Medication Monitor



Generic Name (Trade Name—Company)
Notes
October 29, 2018

Sodium oxybate

(Xyrem—Jazz Pharmaceuticals)
Agent now approved for treatment of cataplexy and excessive daytime sleepiness in children

FDA approved sodium oxybate for treatment of cataplexy and excessive daytime sleepiness in pediatric patients (aged 7–17 y) with narcolepsy.

Sodium oxybate is a central nervous system (CNS) depressant approved in 2002 for treatment of cataplexy in adult patients with narcolepsy. Cataplexy is a sudden and transient episode of muscle weakness accompanied by full conscious awareness, typically triggered by emotions such as laughing, crying, or terror.

Sodium oxybate either alone or in combination with other CNS depressants may be associated with adverse reactions that include seizure, respiratory depression, decreases in the level of consciousness, coma, and death. Rapid onset of sedation, coupled with amnesia, particularly when combined with alcohol, has posed risks for voluntary and involuntary users (e.g., assault victims).

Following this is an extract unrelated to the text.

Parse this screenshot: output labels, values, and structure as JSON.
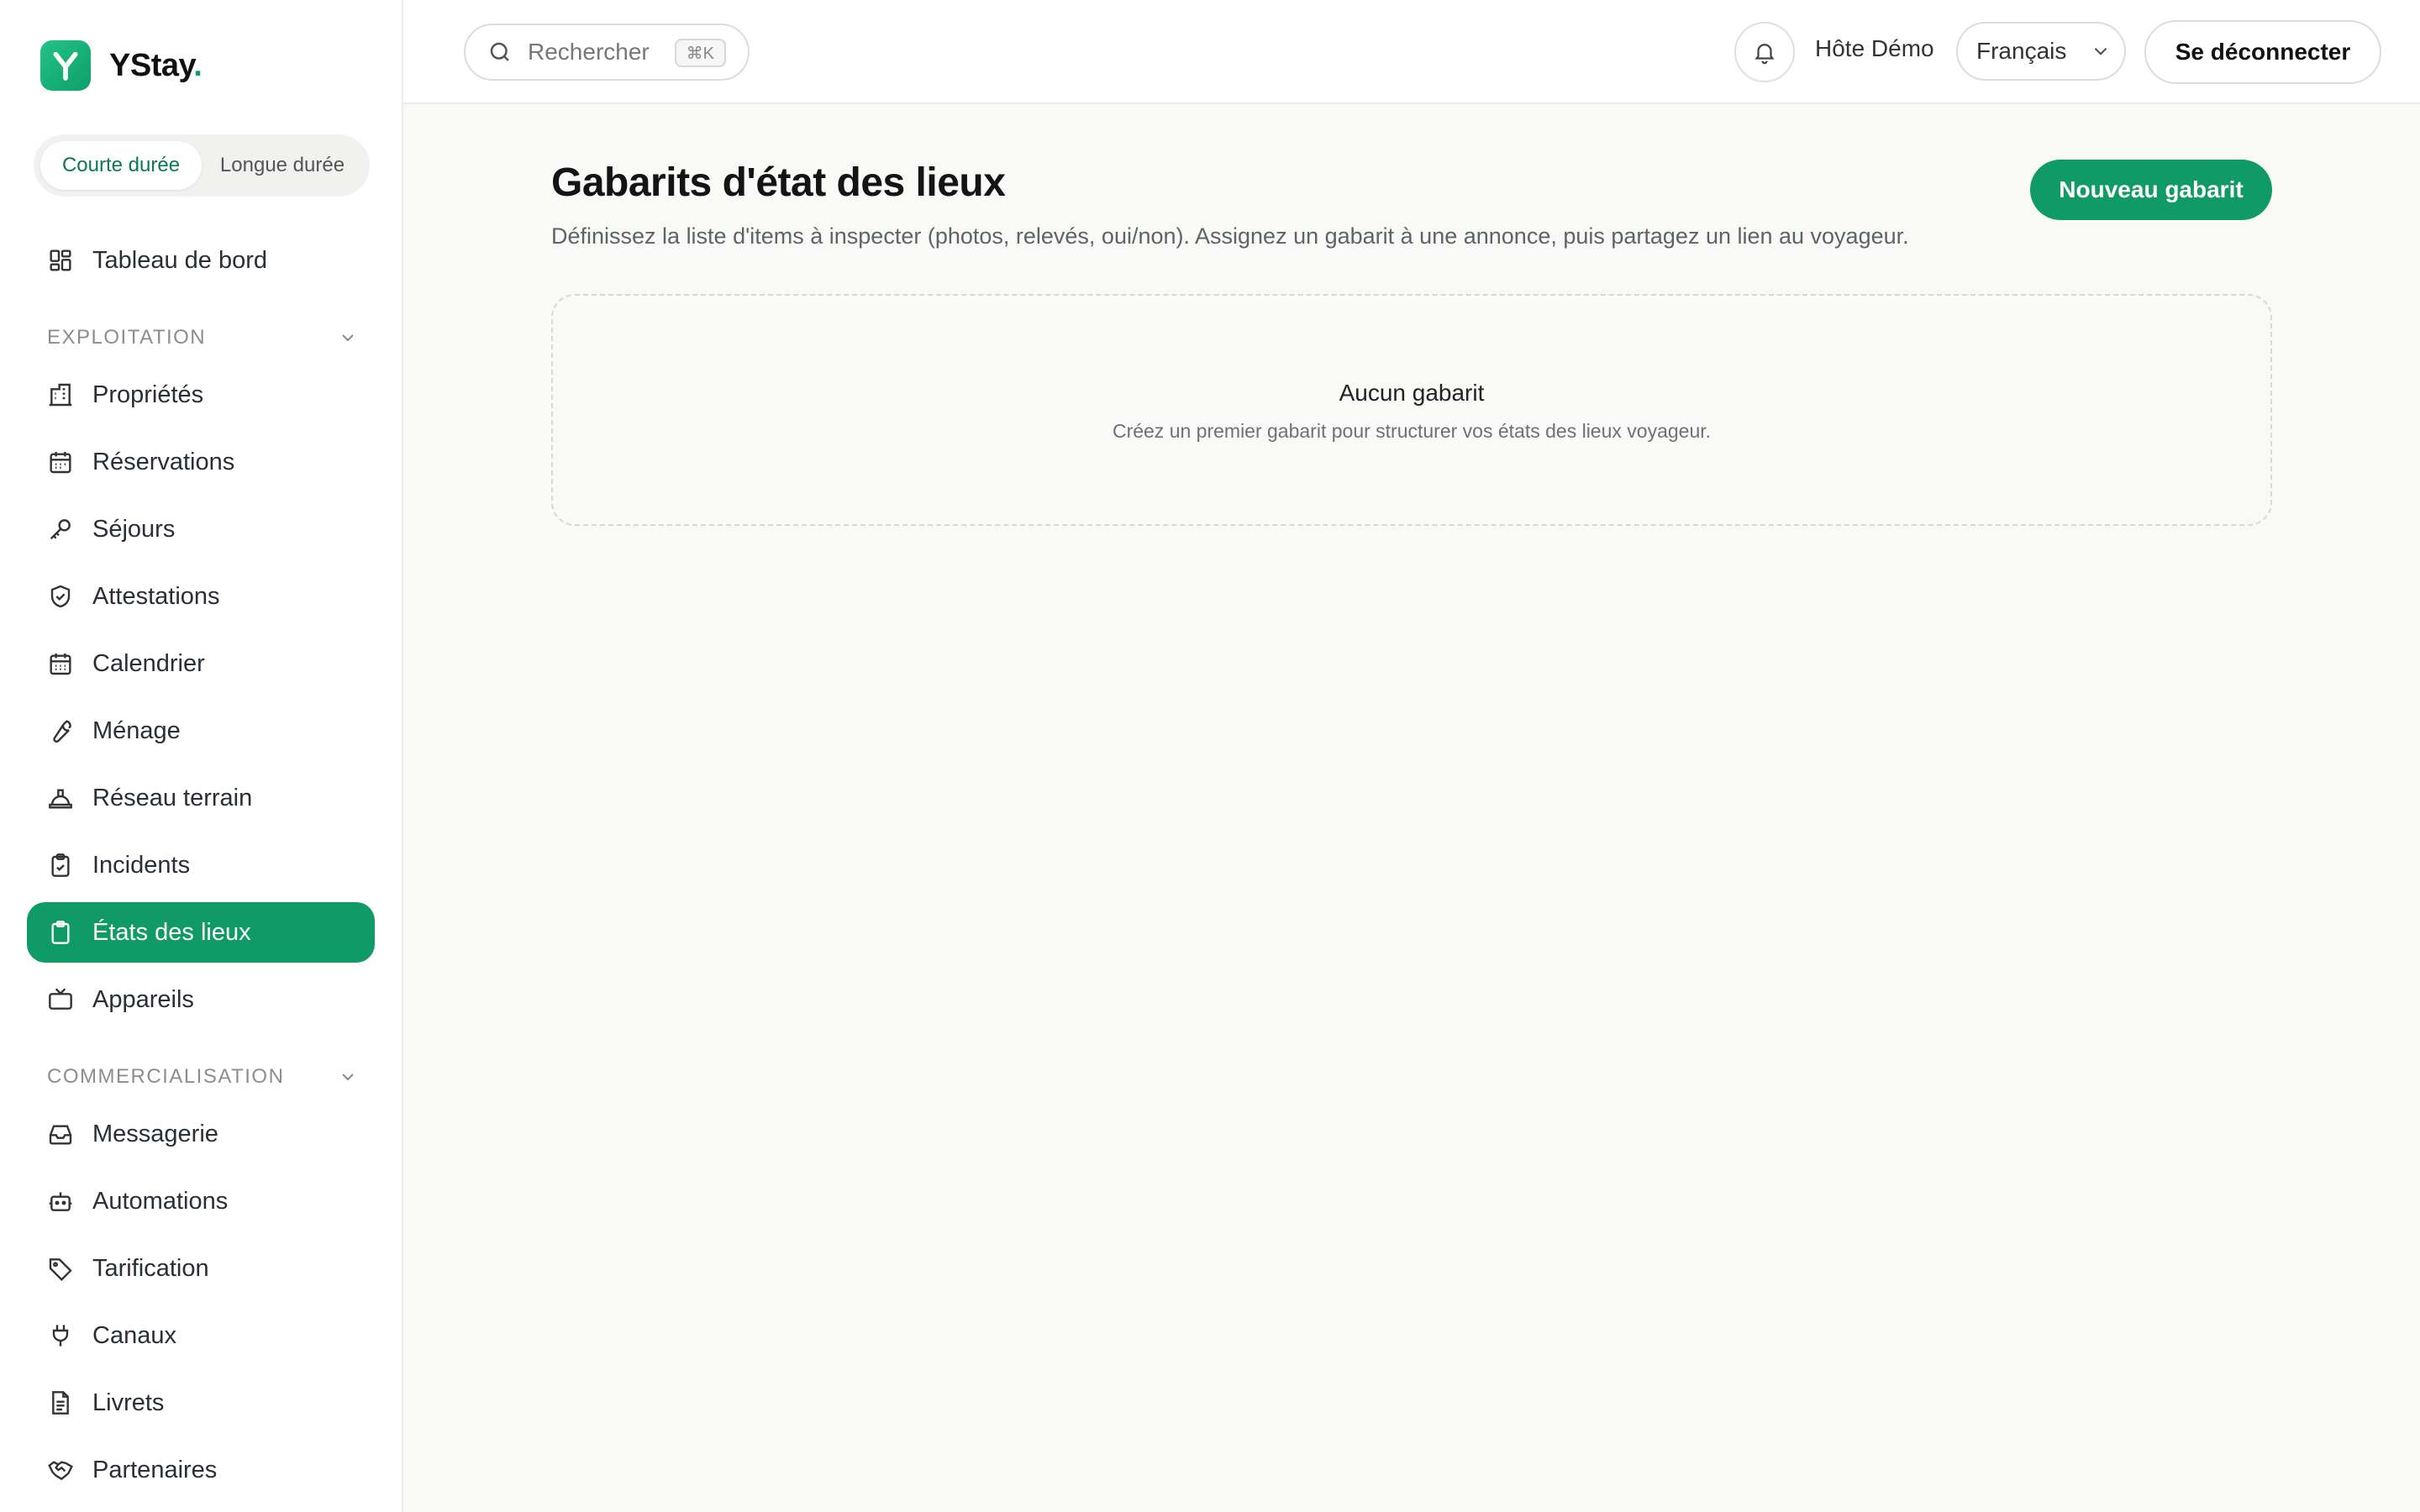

The agent is contraindicated in patients being treated with sedative hypnotic agents and in patients with succinic semialdehyde dehydrogenase deficiency. In addition, patients should not drink alcohol when using Sodium oxybate. Succinic semialdehyde deficiency is a rare inborn error of metabolism variably characterized by mental retardation, hypotonia, and ataxia.

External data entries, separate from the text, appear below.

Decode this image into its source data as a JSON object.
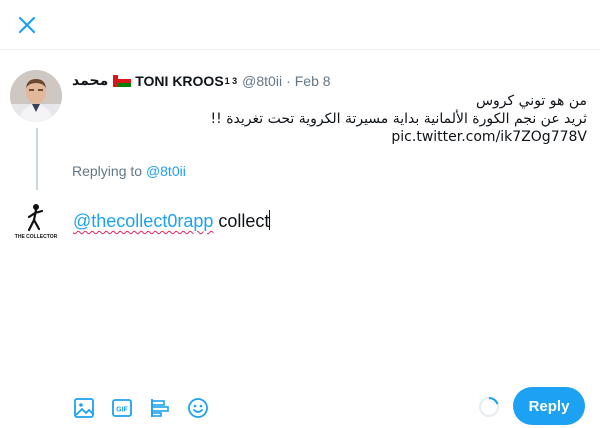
{
  "tweet": {
    "display_name": "محمد",
    "display_name_suffix": "TONI KROOS",
    "superscript": "1 3",
    "handle": "@8t0ii",
    "separator": "·",
    "date": "Feb 8",
    "lines": [
      "من هو توني كروس",
      "ثريد عن نجم الكورة الألمانية بداية مسيرتة الكروية تحت تغريدة !!"
    ],
    "link": "pic.twitter.com/ik7ZOg778V"
  },
  "replying": {
    "prefix": "Replying to",
    "mention": "@8t0ii"
  },
  "compose": {
    "mention": "@thecollect0rapp",
    "text": "collect"
  },
  "logo": {
    "caption": "THE COLLECTOR"
  },
  "toolbar": {
    "icons": [
      "image-icon",
      "gif-icon",
      "poll-icon",
      "emoji-icon"
    ]
  },
  "reply_button": {
    "label": "Reply"
  },
  "colors": {
    "accent": "#1da1f2",
    "muted": "#657786",
    "text": "#0f1419",
    "border": "#e6ecf0",
    "spellcheck": "#e0245e"
  }
}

The most common adverse reactions in pediatric patients were bed-wetting, nausea, headache, vomiting, weight decrease, decreased appetite, and dizziness. 

The following adverse reactions have been identified during postapproval use of sodium oxybate. Because these reactions are reported voluntarily from a population of uncertain size, it is not always possible to reliably estimate their frequency or establish a causal relationship to drug exposure: joint pain, decreased appetite, fall, fluid retention, hangover, headache, hypersensitivity, hypertension, memory impairment, nocturia, panic attack, vision blurred and weight decreased.

Because of the risk of serious outcomes resulting from inappropriate prescribing, misuse, abuse and diversion, sodium oxybate is only available through a risk evaluation mitigation strategy (REMS) programs